Records provided:
☆ ☆ ☆ ☆ ☆
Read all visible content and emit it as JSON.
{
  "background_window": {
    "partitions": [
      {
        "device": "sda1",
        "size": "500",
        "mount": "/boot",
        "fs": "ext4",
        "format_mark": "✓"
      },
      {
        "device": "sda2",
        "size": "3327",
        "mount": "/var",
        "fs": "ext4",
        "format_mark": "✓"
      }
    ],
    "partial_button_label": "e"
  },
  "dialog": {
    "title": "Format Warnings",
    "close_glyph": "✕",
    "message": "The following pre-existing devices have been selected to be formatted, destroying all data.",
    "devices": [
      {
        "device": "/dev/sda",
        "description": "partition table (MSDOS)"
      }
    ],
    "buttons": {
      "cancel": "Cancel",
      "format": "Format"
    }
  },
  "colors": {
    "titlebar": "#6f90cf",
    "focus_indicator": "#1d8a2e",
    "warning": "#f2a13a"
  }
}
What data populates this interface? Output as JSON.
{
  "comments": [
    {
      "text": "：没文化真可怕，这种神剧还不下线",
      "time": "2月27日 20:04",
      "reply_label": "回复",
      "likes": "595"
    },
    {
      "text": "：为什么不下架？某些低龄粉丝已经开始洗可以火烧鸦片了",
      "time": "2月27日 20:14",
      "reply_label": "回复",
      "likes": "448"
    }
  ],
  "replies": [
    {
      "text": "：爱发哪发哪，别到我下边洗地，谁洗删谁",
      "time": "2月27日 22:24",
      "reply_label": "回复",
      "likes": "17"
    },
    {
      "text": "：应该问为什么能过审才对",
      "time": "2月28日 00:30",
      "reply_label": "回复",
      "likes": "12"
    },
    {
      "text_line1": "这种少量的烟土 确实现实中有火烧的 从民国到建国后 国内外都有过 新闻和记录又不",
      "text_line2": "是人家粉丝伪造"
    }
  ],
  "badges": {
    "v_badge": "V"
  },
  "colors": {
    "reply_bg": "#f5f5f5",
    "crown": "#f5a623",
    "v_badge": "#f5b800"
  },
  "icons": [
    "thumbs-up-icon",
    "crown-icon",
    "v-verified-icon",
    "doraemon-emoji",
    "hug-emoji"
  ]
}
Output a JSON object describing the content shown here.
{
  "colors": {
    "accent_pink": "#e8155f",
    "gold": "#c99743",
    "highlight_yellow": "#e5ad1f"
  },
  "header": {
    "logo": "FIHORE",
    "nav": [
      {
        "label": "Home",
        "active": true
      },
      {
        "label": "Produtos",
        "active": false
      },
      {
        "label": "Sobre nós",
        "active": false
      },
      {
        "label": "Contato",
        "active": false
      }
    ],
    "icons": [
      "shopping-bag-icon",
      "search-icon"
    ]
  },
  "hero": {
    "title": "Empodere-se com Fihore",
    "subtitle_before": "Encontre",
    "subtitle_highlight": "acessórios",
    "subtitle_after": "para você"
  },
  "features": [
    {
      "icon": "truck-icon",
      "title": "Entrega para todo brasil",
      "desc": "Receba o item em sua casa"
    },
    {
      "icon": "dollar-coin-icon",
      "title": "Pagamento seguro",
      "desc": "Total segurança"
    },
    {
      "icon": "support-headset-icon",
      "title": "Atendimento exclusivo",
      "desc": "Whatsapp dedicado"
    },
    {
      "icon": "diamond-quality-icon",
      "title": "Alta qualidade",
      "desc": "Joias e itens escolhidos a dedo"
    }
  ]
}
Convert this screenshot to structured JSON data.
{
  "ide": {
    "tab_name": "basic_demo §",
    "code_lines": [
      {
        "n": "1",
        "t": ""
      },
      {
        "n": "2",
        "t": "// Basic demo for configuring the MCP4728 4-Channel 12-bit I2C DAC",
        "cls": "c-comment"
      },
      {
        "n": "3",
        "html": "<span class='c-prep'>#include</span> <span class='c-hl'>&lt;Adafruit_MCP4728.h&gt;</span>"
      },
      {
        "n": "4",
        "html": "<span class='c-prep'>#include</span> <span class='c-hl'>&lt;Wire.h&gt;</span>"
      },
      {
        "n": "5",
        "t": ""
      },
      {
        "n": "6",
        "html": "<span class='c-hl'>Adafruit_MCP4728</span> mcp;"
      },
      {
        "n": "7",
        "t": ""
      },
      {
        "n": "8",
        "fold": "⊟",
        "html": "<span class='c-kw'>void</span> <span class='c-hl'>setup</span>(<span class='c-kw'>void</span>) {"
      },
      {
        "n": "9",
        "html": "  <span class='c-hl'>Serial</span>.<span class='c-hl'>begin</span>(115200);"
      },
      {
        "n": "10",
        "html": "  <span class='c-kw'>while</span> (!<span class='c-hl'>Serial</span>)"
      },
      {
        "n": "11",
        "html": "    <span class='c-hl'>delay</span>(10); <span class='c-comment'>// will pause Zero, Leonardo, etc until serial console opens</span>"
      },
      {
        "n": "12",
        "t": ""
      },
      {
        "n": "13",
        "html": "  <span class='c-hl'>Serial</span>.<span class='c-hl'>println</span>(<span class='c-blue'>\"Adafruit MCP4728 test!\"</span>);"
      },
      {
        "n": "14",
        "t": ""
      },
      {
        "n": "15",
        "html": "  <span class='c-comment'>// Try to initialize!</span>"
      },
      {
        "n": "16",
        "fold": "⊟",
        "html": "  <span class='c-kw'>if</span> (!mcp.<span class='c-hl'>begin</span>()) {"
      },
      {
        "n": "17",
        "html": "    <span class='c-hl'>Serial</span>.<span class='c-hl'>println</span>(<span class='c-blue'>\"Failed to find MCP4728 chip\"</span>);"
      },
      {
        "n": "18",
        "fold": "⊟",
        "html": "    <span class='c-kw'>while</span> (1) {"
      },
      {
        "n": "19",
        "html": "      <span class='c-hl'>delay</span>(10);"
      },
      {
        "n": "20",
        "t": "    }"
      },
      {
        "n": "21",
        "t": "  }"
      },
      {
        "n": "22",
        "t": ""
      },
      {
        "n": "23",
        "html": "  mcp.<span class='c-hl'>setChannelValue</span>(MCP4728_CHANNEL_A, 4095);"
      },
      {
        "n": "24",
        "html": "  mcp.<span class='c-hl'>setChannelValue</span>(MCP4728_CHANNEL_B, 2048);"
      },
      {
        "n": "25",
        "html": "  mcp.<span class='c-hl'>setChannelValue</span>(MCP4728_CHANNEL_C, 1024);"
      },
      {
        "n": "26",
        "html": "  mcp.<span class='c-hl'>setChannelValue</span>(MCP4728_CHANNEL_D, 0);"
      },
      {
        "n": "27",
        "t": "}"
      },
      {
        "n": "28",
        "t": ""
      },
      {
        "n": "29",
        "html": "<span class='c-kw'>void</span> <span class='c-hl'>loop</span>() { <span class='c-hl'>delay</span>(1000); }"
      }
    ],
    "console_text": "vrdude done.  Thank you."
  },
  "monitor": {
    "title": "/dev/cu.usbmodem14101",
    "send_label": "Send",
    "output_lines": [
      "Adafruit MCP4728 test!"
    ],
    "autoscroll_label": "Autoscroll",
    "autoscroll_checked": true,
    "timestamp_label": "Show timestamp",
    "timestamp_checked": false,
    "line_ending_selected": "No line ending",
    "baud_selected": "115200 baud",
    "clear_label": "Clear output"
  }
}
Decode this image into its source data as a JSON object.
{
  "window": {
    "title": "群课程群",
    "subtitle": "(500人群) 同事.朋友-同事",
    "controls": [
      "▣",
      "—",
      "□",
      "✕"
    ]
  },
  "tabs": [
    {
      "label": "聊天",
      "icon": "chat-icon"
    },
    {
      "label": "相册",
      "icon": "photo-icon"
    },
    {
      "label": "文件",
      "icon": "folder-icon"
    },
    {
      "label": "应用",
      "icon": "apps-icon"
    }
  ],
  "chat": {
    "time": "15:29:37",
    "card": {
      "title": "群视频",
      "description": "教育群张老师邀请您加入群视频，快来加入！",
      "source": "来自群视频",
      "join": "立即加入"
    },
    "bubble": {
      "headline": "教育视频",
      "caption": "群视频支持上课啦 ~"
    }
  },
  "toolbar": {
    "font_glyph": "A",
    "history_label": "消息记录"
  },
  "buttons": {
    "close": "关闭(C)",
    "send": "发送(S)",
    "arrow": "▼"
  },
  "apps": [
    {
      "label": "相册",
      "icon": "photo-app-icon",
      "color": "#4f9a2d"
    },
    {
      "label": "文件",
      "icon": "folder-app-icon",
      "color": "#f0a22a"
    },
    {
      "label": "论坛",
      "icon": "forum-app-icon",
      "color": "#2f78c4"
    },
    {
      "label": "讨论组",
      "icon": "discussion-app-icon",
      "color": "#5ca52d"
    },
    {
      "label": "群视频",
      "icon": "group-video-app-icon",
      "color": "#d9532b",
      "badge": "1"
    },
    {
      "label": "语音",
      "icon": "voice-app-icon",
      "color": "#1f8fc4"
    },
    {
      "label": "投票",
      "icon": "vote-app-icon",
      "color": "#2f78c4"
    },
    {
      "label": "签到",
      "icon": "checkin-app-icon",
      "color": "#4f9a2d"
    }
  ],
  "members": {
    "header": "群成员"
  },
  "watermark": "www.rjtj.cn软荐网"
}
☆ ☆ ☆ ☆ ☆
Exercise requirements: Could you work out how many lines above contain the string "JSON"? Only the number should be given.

Solved problem: 5